If it was just to update the GDT and CR0, you could do that from protected mode, but setting the video mode is one of those excessively painful things to do from protected mode.  If you had infinite time on your hands, an awesome thing to write would be some code that reverse-engineers the real mode code for int 10h,4F02h so that you could dynamically create the driver for it, but sadly, that's probably not going to happen.

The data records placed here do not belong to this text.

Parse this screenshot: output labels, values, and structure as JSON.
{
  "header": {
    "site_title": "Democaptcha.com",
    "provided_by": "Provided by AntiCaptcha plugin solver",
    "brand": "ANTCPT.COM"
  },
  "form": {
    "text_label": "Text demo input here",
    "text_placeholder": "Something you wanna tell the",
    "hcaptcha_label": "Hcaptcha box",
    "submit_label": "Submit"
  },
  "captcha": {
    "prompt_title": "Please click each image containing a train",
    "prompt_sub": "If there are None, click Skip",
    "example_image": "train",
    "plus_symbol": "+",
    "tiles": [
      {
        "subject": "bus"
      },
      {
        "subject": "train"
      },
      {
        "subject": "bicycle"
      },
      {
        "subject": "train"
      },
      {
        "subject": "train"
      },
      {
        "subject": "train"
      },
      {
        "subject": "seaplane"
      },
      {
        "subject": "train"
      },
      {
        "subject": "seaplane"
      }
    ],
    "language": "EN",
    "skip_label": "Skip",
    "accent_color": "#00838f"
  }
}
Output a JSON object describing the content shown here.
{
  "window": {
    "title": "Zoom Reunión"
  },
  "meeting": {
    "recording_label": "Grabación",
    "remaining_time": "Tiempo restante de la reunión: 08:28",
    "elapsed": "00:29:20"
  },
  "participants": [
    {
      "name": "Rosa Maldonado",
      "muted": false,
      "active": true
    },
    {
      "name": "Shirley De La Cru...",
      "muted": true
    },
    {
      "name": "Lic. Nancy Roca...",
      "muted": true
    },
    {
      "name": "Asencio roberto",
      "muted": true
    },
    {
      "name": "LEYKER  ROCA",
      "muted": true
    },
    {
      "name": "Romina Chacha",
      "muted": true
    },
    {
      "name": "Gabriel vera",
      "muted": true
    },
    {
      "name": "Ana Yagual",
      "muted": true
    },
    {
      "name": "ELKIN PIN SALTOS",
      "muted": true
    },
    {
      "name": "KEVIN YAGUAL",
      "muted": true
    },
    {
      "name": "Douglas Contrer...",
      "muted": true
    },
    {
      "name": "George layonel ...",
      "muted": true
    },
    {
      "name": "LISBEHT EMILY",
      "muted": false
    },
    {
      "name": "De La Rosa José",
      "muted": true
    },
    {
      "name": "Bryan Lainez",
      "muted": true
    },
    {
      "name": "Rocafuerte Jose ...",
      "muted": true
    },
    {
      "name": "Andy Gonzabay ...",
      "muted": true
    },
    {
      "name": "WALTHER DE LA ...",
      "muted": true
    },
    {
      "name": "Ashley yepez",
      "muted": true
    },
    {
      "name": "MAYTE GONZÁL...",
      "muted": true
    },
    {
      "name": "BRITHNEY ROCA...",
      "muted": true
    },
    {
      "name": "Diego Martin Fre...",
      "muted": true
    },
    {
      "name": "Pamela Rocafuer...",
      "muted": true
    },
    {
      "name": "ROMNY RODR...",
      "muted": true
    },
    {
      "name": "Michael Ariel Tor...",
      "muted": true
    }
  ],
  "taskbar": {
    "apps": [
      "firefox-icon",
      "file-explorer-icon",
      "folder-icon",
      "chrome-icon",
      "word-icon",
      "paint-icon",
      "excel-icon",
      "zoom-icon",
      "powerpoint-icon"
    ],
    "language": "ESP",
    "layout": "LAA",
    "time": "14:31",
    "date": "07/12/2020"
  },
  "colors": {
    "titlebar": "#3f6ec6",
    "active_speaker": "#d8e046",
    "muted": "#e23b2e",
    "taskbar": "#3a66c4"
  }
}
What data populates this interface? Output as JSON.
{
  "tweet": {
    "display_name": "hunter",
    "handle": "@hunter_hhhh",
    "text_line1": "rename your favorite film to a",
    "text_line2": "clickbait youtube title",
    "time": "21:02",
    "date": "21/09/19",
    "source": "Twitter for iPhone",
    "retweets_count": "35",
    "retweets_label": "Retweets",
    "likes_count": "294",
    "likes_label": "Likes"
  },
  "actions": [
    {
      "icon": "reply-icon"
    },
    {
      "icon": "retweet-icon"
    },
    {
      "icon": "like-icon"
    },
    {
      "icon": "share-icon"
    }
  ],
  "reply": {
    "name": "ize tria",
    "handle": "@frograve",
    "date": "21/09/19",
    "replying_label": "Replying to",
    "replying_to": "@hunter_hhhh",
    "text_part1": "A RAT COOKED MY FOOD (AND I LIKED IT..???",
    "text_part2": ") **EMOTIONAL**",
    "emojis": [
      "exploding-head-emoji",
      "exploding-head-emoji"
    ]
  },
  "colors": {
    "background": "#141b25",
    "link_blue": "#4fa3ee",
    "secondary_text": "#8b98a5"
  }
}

Debugging code surrounding mode switches is a pain in the butt; I've definitely been there.  A feasible alternative, though is to not rely on GRUB, and simply write your own bootloader or modify an existing one.  You can check out my Master Boot Record in http://pwnos.googlecode.com/svn/trunk/Boot/Boot.asm  It starts from real mode, disables interrupts, loads the following 62 sectors (31KB), clears gate A20 (though it seems to always be clear already), selects a video mode of the desired resolution and switches to it, loads a GDT and IDT, and switches to protected mode, all in under 512 bytes, with enough room left over for the partition table.  Using a custom bootloader does mean that you'd probably want alternative media to boot from, like a USB key or floppy disk, but it looks like it might actually save you some trouble in this case.  After all, you're writing almost all of your own bootloader anyway, since GRUB doesn't do much for you.

In the near future, I'll be getting the rest of my bootloader working again, and at one point it was reading from NTFS partitions, (which could be swapped out for any other filesystem), and booting dual processors, (it just seems not to work at all on a single processor, which is what my laptop has).

Best of luck to ya!
Posted on 2006-08-15 23:57:48 by hackulous
Instead of switching back and forth between pm/rm, what about setting up a v86 task for BIOS-calling?
Posted on 2006-08-16 02:54:25 by f0dder
Im too lazy to write my own video driver and Im tired of trying to switch from one mode to another. As f0dder said, I should setup a V86 task and give myself a break. Thanks for that. :)
Posted on 2006-08-16 08:13:18 by Trolek